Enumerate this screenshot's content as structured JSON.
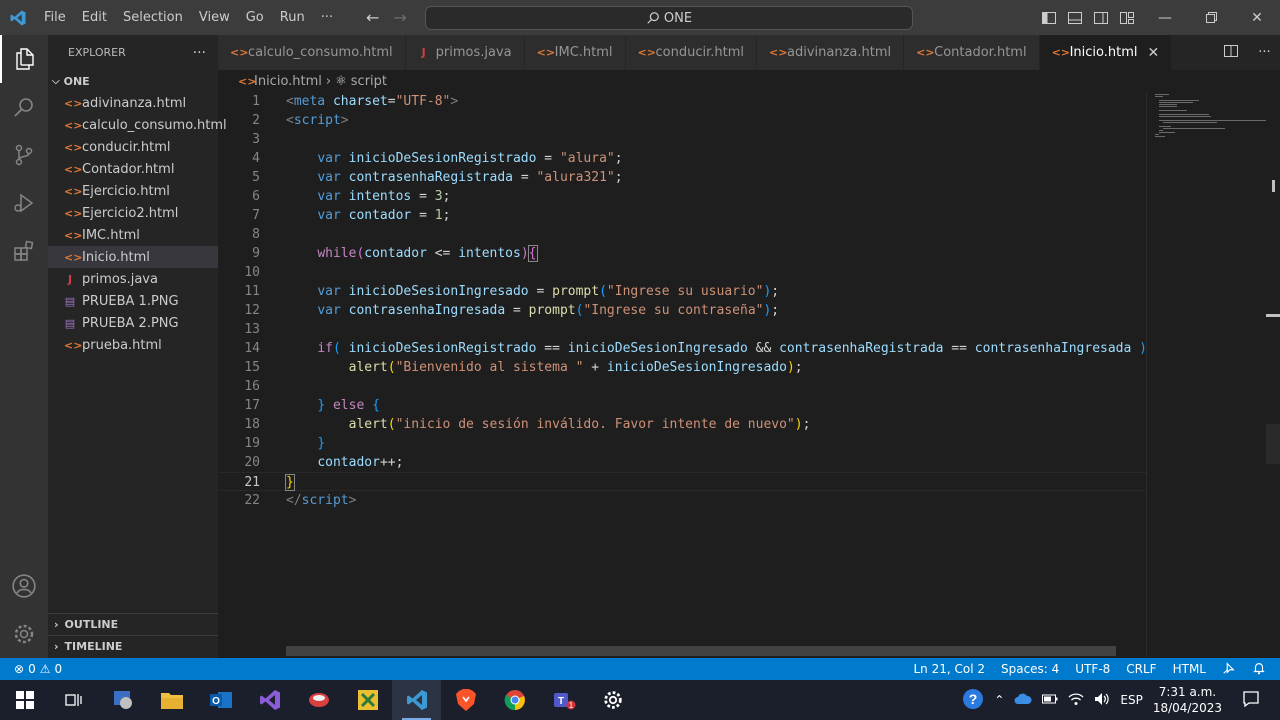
{
  "titlebar": {
    "menu": [
      "File",
      "Edit",
      "Selection",
      "View",
      "Go",
      "Run",
      "···"
    ],
    "search": "ONE"
  },
  "sidebar": {
    "title": "EXPLORER",
    "more": "···",
    "folder": "ONE",
    "files": [
      {
        "name": "adivinanza.html",
        "type": "html"
      },
      {
        "name": "calculo_consumo.html",
        "type": "html"
      },
      {
        "name": "conducir.html",
        "type": "html"
      },
      {
        "name": "Contador.html",
        "type": "html"
      },
      {
        "name": "Ejercicio.html",
        "type": "html"
      },
      {
        "name": "Ejercicio2.html",
        "type": "html"
      },
      {
        "name": "IMC.html",
        "type": "html"
      },
      {
        "name": "Inicio.html",
        "type": "html"
      },
      {
        "name": "primos.java",
        "type": "java"
      },
      {
        "name": "PRUEBA 1.PNG",
        "type": "png"
      },
      {
        "name": "PRUEBA 2.PNG",
        "type": "png"
      },
      {
        "name": "prueba.html",
        "type": "html"
      }
    ],
    "selected": "Inicio.html",
    "outline": "OUTLINE",
    "timeline": "TIMELINE"
  },
  "tabs": [
    {
      "name": "calculo_consumo.html",
      "type": "html"
    },
    {
      "name": "primos.java",
      "type": "java"
    },
    {
      "name": "IMC.html",
      "type": "html"
    },
    {
      "name": "conducir.html",
      "type": "html"
    },
    {
      "name": "adivinanza.html",
      "type": "html"
    },
    {
      "name": "Contador.html",
      "type": "html"
    },
    {
      "name": "Inicio.html",
      "type": "html",
      "active": true
    }
  ],
  "breadcrumb": {
    "file": "Inicio.html",
    "symbol": "script"
  },
  "editor": {
    "current_line": 21,
    "lines": [
      {
        "n": 1,
        "tokens": [
          [
            "t",
            "<"
          ],
          [
            "k",
            "meta"
          ],
          [
            "v",
            " charset"
          ],
          [
            "",
            "="
          ],
          [
            "s",
            "\"UTF-8\""
          ],
          [
            "t",
            ">"
          ]
        ]
      },
      {
        "n": 2,
        "tokens": [
          [
            "t",
            "<"
          ],
          [
            "k",
            "script"
          ],
          [
            "t",
            ">"
          ]
        ]
      },
      {
        "n": 3,
        "tokens": []
      },
      {
        "n": 4,
        "tokens": [
          [
            "",
            "    "
          ],
          [
            "k",
            "var"
          ],
          [
            "",
            " "
          ],
          [
            "v",
            "inicioDeSesionRegistrado"
          ],
          [
            "",
            " = "
          ],
          [
            "s",
            "\"alura\""
          ],
          [
            "",
            ";"
          ]
        ]
      },
      {
        "n": 5,
        "tokens": [
          [
            "",
            "    "
          ],
          [
            "k",
            "var"
          ],
          [
            "",
            " "
          ],
          [
            "v",
            "contrasenhaRegistrada"
          ],
          [
            "",
            " = "
          ],
          [
            "s",
            "\"alura321\""
          ],
          [
            "",
            ";"
          ]
        ]
      },
      {
        "n": 6,
        "tokens": [
          [
            "",
            "    "
          ],
          [
            "k",
            "var"
          ],
          [
            "",
            " "
          ],
          [
            "v",
            "intentos"
          ],
          [
            "",
            " = "
          ],
          [
            "n",
            "3"
          ],
          [
            "",
            ";"
          ]
        ]
      },
      {
        "n": 7,
        "tokens": [
          [
            "",
            "    "
          ],
          [
            "k",
            "var"
          ],
          [
            "",
            " "
          ],
          [
            "v",
            "contador"
          ],
          [
            "",
            " = "
          ],
          [
            "n",
            "1"
          ],
          [
            "",
            ";"
          ]
        ]
      },
      {
        "n": 8,
        "tokens": []
      },
      {
        "n": 9,
        "tokens": [
          [
            "",
            "    "
          ],
          [
            "c",
            "while"
          ],
          [
            "b2",
            "("
          ],
          [
            "v",
            "contador"
          ],
          [
            "",
            " <= "
          ],
          [
            "v",
            "intentos"
          ],
          [
            "b2",
            ")"
          ],
          [
            "b2 bm",
            "{"
          ]
        ]
      },
      {
        "n": 10,
        "tokens": []
      },
      {
        "n": 11,
        "tokens": [
          [
            "",
            "    "
          ],
          [
            "k",
            "var"
          ],
          [
            "",
            " "
          ],
          [
            "v",
            "inicioDeSesionIngresado"
          ],
          [
            "",
            " = "
          ],
          [
            "f",
            "prompt"
          ],
          [
            "b3",
            "("
          ],
          [
            "s",
            "\"Ingrese su usuario\""
          ],
          [
            "b3",
            ")"
          ],
          [
            "",
            ";"
          ]
        ]
      },
      {
        "n": 12,
        "tokens": [
          [
            "",
            "    "
          ],
          [
            "k",
            "var"
          ],
          [
            "",
            " "
          ],
          [
            "v",
            "contrasenhaIngresada"
          ],
          [
            "",
            " = "
          ],
          [
            "f",
            "prompt"
          ],
          [
            "b3",
            "("
          ],
          [
            "s",
            "\"Ingrese su contraseña\""
          ],
          [
            "b3",
            ")"
          ],
          [
            "",
            ";"
          ]
        ]
      },
      {
        "n": 13,
        "tokens": []
      },
      {
        "n": 14,
        "tokens": [
          [
            "",
            "    "
          ],
          [
            "c",
            "if"
          ],
          [
            "b3",
            "("
          ],
          [
            "",
            " "
          ],
          [
            "v",
            "inicioDeSesionRegistrado"
          ],
          [
            "",
            " == "
          ],
          [
            "v",
            "inicioDeSesionIngresado"
          ],
          [
            "",
            " && "
          ],
          [
            "v",
            "contrasenhaRegistrada"
          ],
          [
            "",
            " == "
          ],
          [
            "v",
            "contrasenhaIngresada"
          ],
          [
            "",
            " "
          ],
          [
            "b3",
            ")"
          ],
          [
            "",
            " "
          ],
          [
            "b3",
            "{"
          ]
        ]
      },
      {
        "n": 15,
        "tokens": [
          [
            "",
            "        "
          ],
          [
            "f",
            "alert"
          ],
          [
            "b1",
            "("
          ],
          [
            "s",
            "\"Bienvenido al sistema \""
          ],
          [
            "",
            " + "
          ],
          [
            "v",
            "inicioDeSesionIngresado"
          ],
          [
            "b1",
            ")"
          ],
          [
            "",
            ";"
          ]
        ]
      },
      {
        "n": 16,
        "tokens": []
      },
      {
        "n": 17,
        "tokens": [
          [
            "",
            "    "
          ],
          [
            "b3",
            "}"
          ],
          [
            "",
            " "
          ],
          [
            "c",
            "else"
          ],
          [
            "",
            " "
          ],
          [
            "b3",
            "{"
          ]
        ]
      },
      {
        "n": 18,
        "tokens": [
          [
            "",
            "        "
          ],
          [
            "f",
            "alert"
          ],
          [
            "b1",
            "("
          ],
          [
            "s",
            "\"inicio de sesión inválido. Favor intente de nuevo\""
          ],
          [
            "b1",
            ")"
          ],
          [
            "",
            ";"
          ]
        ]
      },
      {
        "n": 19,
        "tokens": [
          [
            "",
            "    "
          ],
          [
            "b3",
            "}"
          ]
        ]
      },
      {
        "n": 20,
        "tokens": [
          [
            "",
            "    "
          ],
          [
            "v",
            "contador"
          ],
          [
            "",
            "++;"
          ]
        ]
      },
      {
        "n": 21,
        "tokens": [
          [
            "b1 bm",
            "}"
          ]
        ]
      },
      {
        "n": 22,
        "tokens": [
          [
            "t",
            "</"
          ],
          [
            "k",
            "script"
          ],
          [
            "t",
            ">"
          ]
        ]
      }
    ]
  },
  "statusbar": {
    "errors": "0",
    "warnings": "0",
    "position": "Ln 21, Col 2",
    "spaces": "Spaces: 4",
    "encoding": "UTF-8",
    "eol": "CRLF",
    "language": "HTML"
  },
  "taskbar": {
    "language": "ESP",
    "time": "7:31 a.m.",
    "date": "18/04/2023"
  }
}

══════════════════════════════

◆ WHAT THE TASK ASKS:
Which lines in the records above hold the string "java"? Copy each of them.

◆ COMPLETED TASK:
        "name": "primos.java",
        "type": "java"
      "name": "primos.java",
      "type": "java"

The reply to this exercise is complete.